[Dataset rows describing interfaces]
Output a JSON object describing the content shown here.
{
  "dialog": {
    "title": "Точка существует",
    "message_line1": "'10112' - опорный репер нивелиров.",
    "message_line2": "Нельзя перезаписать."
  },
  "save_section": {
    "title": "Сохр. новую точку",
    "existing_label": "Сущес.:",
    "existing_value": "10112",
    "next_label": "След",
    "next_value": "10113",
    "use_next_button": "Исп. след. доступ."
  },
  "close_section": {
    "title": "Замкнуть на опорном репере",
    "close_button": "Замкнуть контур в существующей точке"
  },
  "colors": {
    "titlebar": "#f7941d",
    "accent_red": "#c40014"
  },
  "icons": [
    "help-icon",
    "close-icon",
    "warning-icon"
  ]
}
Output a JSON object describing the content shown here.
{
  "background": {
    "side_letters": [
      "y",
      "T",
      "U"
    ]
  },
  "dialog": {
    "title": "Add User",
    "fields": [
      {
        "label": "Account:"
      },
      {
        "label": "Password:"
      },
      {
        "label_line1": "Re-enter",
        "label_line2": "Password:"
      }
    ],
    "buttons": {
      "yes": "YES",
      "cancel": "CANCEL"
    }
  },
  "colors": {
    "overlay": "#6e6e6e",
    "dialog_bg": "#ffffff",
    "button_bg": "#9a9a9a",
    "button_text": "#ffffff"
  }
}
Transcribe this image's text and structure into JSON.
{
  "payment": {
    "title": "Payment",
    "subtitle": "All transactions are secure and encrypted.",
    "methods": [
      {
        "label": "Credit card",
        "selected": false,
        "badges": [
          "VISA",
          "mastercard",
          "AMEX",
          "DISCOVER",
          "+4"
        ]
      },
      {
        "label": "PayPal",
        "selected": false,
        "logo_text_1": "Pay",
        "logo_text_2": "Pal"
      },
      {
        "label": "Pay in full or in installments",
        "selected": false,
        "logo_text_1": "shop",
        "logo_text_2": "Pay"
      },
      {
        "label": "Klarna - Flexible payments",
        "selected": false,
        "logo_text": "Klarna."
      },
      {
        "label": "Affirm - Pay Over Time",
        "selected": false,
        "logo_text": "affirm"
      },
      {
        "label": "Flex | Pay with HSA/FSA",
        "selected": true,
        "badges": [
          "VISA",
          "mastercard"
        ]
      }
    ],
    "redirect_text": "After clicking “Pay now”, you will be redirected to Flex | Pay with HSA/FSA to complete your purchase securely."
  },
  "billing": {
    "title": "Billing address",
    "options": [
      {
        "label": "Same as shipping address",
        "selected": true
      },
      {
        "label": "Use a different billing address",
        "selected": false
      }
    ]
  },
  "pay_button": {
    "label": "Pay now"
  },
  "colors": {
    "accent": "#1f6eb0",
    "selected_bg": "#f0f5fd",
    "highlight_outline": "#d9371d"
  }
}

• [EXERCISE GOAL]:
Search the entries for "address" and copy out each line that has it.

• [RESPONSE AREA]:
    "title": "Billing address",
        "label": "Same as shipping address",
        "label": "Use a different billing address",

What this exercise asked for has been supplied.